- Johnson v. M’Intosh, 21 U.S. (8 Wheat.) 543 (1823), recognized that Indian tribes were conquered by the European powers and lost whatever rights they had to owning the land. Through various wars, the United States took over European possessions within the United States, thus gaining full title to the land, rendering tribal claims over the land useless.
- Cherokee Nation v. Georgia, 30 U.S. (5 Pet.) 1 (1831), established that Indian tribes were “denominated domestic dependent nations” who had a different culture and society much like foreign nations, but depended upon the United States for their survival. However, tribes’ sovereign immunity was acknowledged as pre-existing that of the United States.
- Worcestor v. Georgia, 31 U.S. (6 Pet.) 515 (1832), held that the United States, and not any individual State, held ultimate authority over the regulation of Indian tribes.
Now that tribes were sovereign nations, their immunity from suit had to be established by Supreme Court case law as well. In prior articles, I’ve established that immunity was an assumption (Turner v. United States, 248 U.S. 354 (1919)), but as the law developed, it was accepted as a formal doctrine of law. See United States v. United States Fidelity & Guaranty Co., 309 U.S. 506 (1940). It wasn’t until Kiowa Tribe of Oklahoma v. Manufacturing Technologies, Inc., 523 U.S. 751 (1998), nearly 80 years after United States Fidelity, that the Supreme Court took umbrage with the so-called doctrine:
At one time, the doctrine of tribal immunity from suit might have been thought necessary to protect nascent tribal governments from encroachments by States. In our interdependent and mobile society, however, tribal immunity extends beyond what is needed to safeguard tribal self-governance. This is evident when tribes take part in the Nation’s commerce. Tribal enterprises now include ski resorts, gambling, and sales of cigarettes to non-Indians. In this economic context, immunity can harm those who are unaware that they are dealing with a tribe, who do not know of tribal immunity, or who have no choice in the matter, as in the case of tort victims.
However, until Congress says otherwise (remember, they retain sole discretion to regulate commerce amongst the Indian tribes), the doctrine of sovereign immunity continues and has expanded, despite judicial frowning.

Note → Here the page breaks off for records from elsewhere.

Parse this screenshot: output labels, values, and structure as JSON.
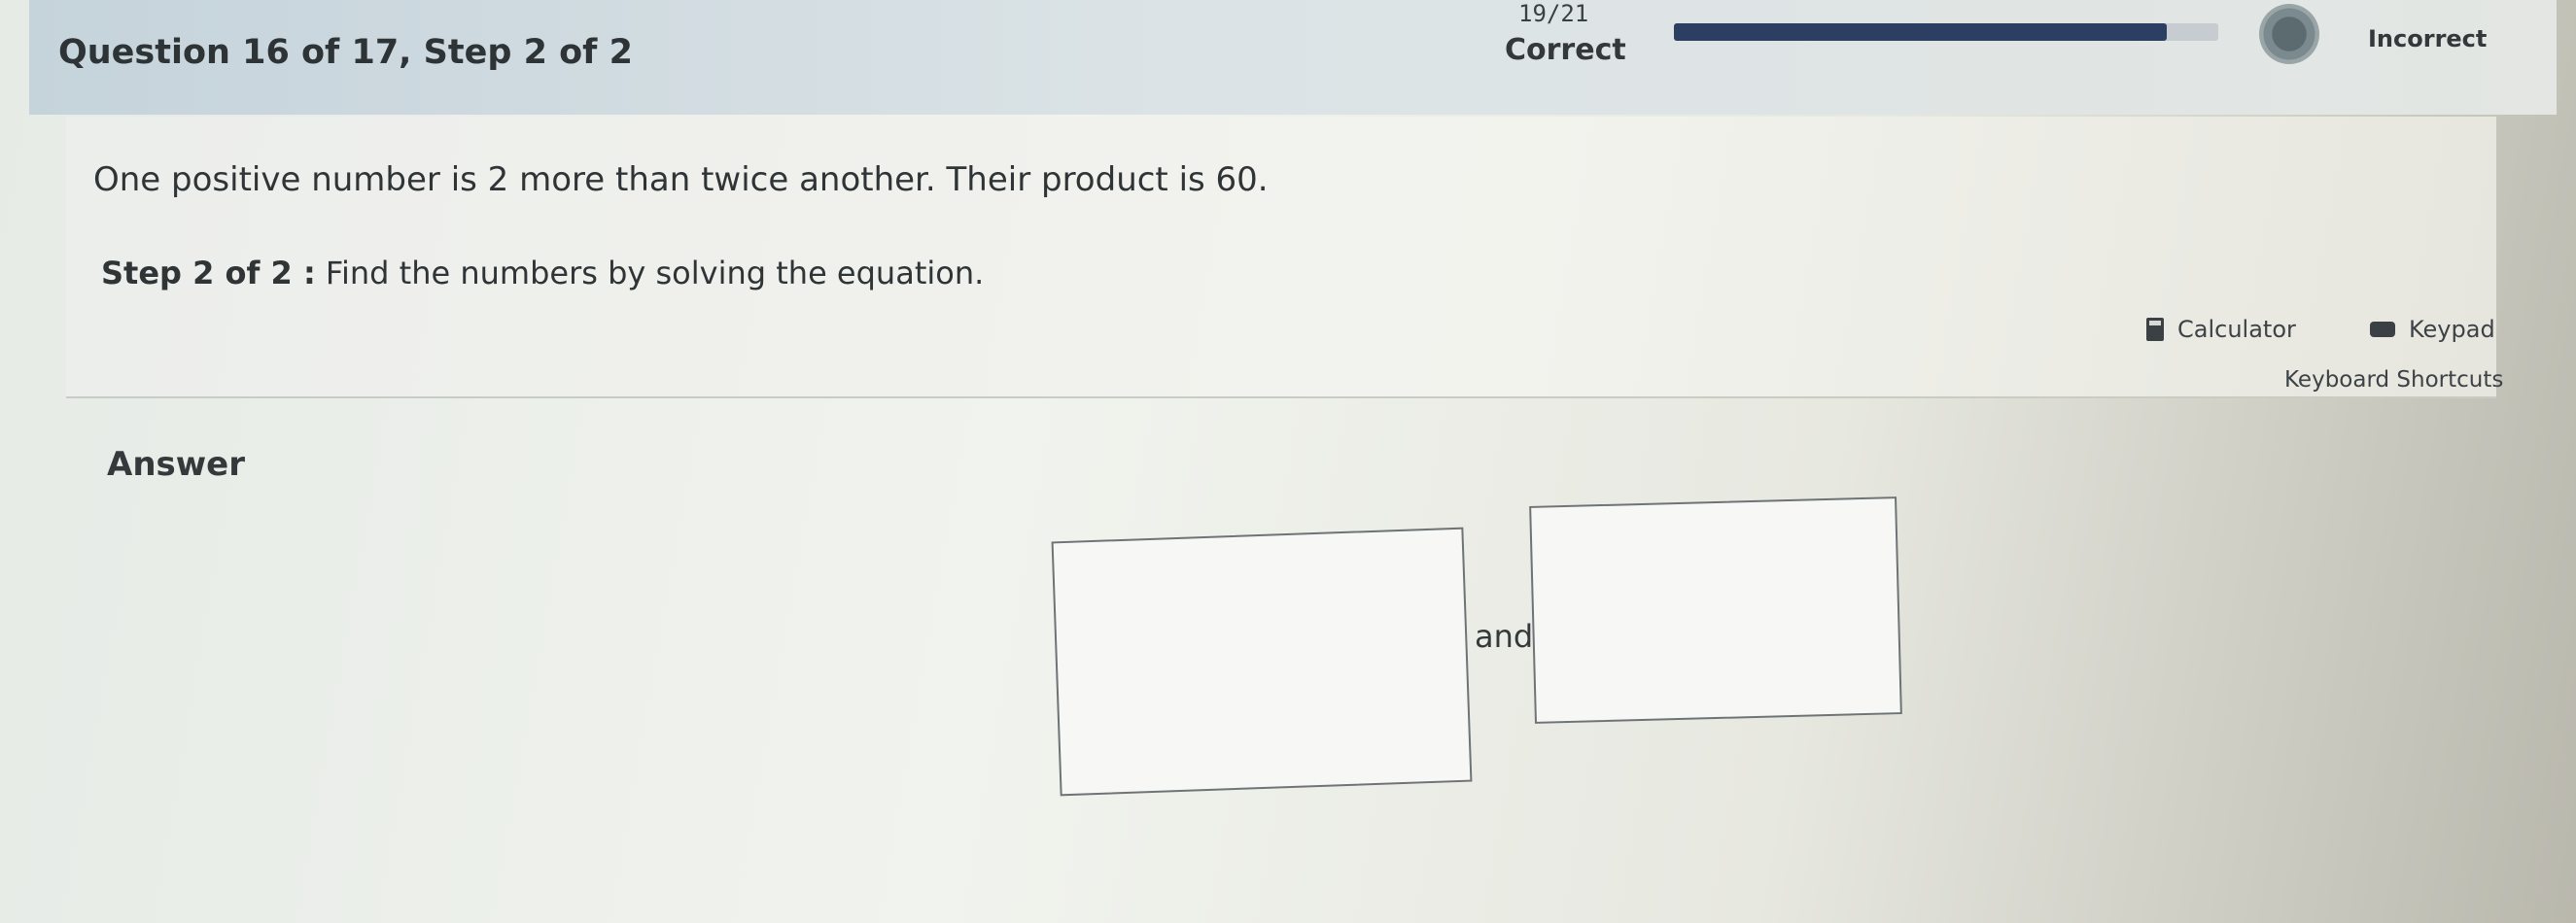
{
  "header": {
    "question_title": "Question 16 of 17,  Step 2 of 2",
    "count": "19/21",
    "correct_label": "Correct",
    "progress_fraction": 0.905,
    "incorrect_label": "Incorrect"
  },
  "question": {
    "problem": "One positive number is 2 more than twice another. Their product is 60.",
    "step_label": "Step 2 of 2 :",
    "step_text": "Find the numbers by solving the equation."
  },
  "tools": {
    "calculator": "Calculator",
    "keypad": "Keypad",
    "shortcuts": "Keyboard Shortcuts"
  },
  "answer": {
    "label": "Answer",
    "joiner": "and",
    "first_value": "",
    "second_value": ""
  }
}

I’ve blogged about a few of those expansions: protecting tribal casino employees from tort suits, protecting tribal loan companies, and of course, the most prominent of my Indian law research, protecting tribes’ membership enrollment / dis-enrollment decisions.
Is it a perfect rule of law? By all means, no, neither for Indian tribes who are sometimes protected by the doctrine nor non-Indians who have run up against sovereign immunity whose suits probably should have been heard before a trier of fact. However, the deeds of the past remain ever prominent in the present. The United States owes the Native American a duty to provide for their basic needs. From what I’ve seen, the United States has performed with bare minimum of effort and outright negligence. Violent crime runs rampant in the poorest of Indian reservations on a per capita scale that dwarfs major cities. Alcoholism, suicide, and rape are the plagues of 21st Century Native America. Last but not least, poverty. Don’t let Indian gaming fool you.

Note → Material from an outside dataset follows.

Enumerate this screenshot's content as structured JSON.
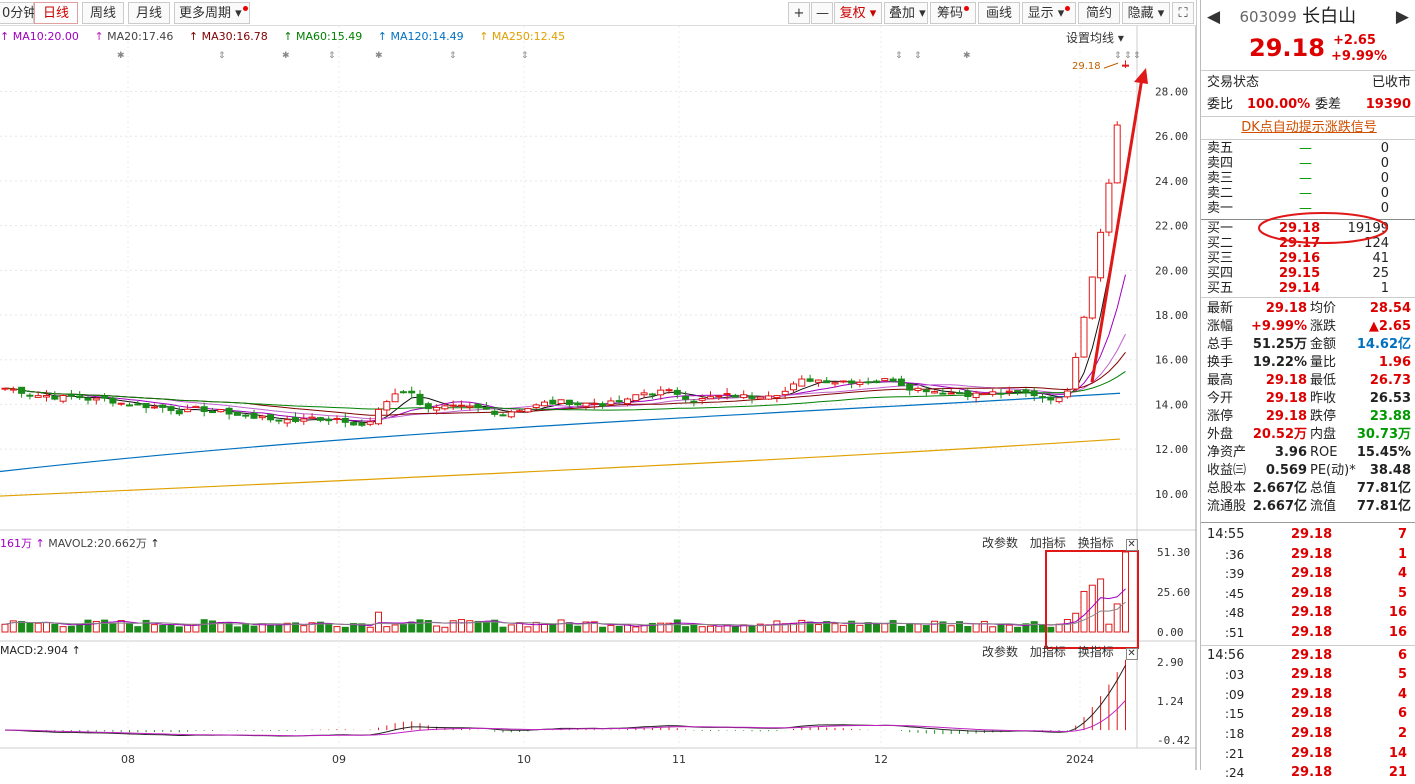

So, in conclusion, this is a brief overview of tribal sovereign immunity and its problems.